Task: When a line below contains the string "this", show that line.

* * * * *

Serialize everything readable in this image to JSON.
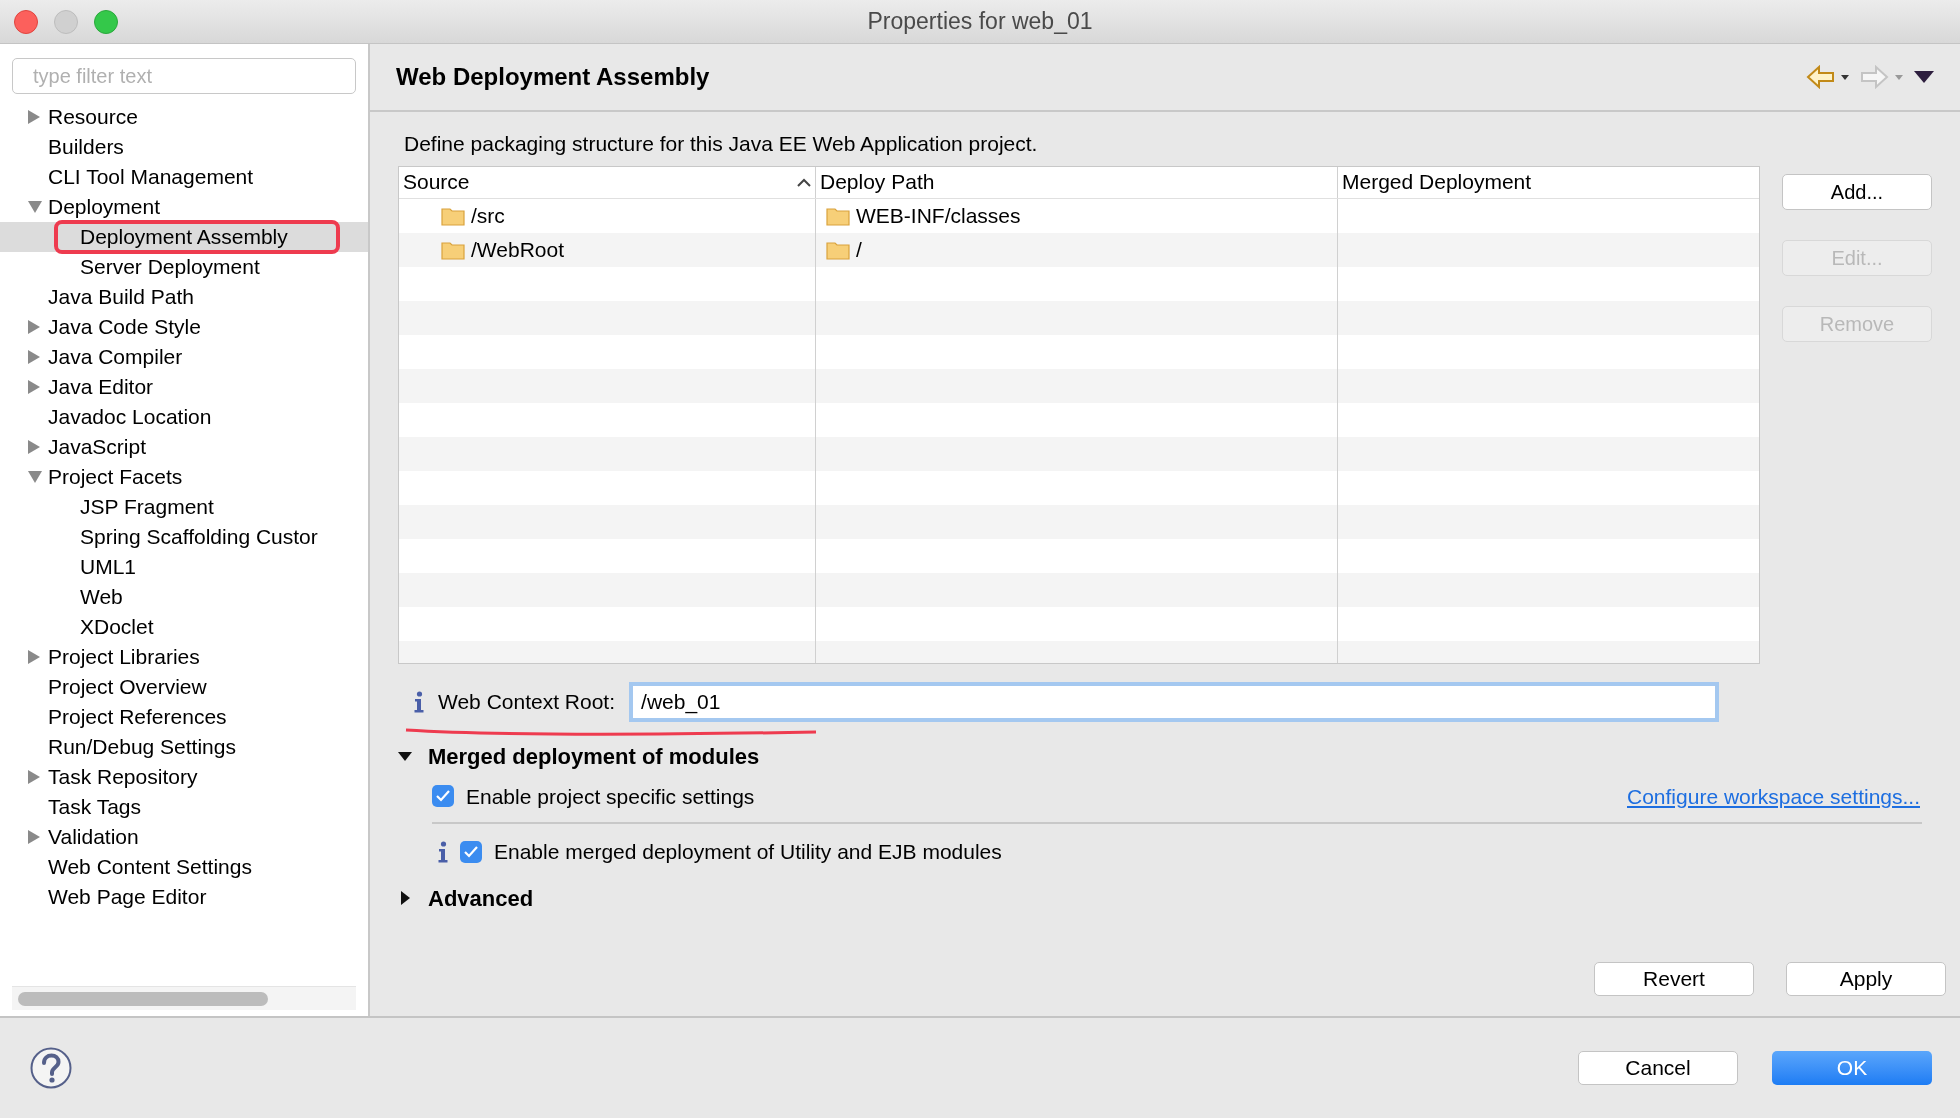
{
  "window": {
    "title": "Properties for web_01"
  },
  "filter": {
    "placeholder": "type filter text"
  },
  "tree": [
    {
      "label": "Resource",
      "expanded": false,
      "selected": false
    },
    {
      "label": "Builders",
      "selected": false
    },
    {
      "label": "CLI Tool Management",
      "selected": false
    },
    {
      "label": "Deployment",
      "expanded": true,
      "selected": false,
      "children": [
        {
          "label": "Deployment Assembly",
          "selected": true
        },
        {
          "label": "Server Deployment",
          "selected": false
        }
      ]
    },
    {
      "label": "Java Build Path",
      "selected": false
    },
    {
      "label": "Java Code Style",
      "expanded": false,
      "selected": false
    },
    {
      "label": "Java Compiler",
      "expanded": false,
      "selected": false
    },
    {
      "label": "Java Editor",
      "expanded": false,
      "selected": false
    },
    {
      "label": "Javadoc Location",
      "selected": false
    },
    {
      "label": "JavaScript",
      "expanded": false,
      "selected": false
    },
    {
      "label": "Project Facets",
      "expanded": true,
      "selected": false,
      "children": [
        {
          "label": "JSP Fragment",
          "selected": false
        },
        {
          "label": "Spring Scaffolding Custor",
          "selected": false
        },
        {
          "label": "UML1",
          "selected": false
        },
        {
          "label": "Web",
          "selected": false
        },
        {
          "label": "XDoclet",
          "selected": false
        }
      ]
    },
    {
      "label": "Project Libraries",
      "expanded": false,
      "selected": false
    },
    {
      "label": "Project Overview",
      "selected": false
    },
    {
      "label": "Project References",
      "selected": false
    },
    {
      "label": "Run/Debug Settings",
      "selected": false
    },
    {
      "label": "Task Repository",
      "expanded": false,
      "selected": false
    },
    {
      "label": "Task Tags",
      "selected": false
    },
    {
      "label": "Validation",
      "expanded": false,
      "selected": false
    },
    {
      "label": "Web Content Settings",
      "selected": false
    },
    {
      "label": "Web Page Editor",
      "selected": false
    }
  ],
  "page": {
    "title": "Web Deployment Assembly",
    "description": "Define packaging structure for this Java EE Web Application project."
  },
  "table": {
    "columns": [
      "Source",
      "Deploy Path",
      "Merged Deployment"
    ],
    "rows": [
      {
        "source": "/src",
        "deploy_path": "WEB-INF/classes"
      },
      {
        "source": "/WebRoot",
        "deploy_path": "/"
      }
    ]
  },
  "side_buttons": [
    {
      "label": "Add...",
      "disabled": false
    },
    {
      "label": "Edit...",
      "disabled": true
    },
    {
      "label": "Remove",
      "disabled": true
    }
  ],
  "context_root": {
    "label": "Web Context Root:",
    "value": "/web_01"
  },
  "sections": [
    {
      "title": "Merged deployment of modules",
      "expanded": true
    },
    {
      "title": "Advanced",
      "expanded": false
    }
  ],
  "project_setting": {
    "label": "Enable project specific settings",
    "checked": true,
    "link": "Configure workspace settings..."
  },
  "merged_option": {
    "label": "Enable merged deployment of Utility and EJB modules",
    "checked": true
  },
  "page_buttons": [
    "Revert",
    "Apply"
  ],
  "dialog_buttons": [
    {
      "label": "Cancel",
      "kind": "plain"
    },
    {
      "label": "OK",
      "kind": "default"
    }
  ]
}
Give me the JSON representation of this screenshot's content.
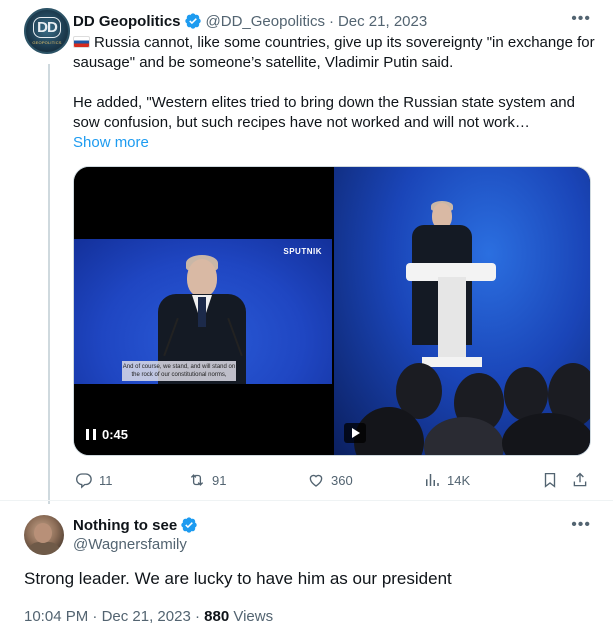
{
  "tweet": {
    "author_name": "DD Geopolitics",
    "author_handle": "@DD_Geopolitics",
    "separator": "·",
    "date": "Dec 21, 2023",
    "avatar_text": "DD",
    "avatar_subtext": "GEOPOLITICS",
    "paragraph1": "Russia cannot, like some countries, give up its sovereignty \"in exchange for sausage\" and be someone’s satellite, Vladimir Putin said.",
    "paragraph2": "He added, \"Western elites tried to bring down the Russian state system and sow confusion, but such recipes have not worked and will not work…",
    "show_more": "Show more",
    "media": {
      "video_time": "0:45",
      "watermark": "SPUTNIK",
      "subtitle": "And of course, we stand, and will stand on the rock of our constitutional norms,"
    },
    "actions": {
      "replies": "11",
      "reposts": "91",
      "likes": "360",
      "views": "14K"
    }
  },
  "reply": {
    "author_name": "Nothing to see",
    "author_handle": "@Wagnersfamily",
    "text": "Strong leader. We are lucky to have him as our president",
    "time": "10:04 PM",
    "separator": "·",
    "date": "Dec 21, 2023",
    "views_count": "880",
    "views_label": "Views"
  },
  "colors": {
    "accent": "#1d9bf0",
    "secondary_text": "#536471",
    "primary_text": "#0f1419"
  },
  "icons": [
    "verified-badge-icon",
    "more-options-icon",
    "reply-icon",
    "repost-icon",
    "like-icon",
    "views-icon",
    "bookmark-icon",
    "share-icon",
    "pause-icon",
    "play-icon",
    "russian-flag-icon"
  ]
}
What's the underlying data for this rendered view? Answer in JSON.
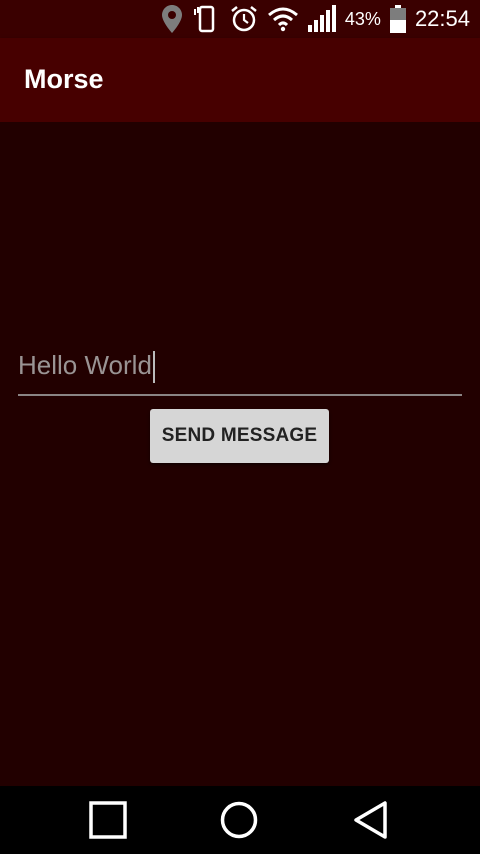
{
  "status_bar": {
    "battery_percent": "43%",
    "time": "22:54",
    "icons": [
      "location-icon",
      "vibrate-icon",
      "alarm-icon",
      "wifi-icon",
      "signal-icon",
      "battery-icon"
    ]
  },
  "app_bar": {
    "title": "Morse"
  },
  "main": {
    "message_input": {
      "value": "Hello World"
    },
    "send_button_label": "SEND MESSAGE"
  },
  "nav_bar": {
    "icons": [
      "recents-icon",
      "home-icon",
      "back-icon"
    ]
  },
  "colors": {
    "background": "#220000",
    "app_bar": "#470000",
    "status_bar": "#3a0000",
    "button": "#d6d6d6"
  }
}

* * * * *

Exercise result:
Serialize everything readable in this image to JSON.
    "description": "Define packaging structure for this Java EE Web Application project."
Give me the JSON representation of this screenshot's content.
What's the underlying data for this rendered view? Answer in JSON.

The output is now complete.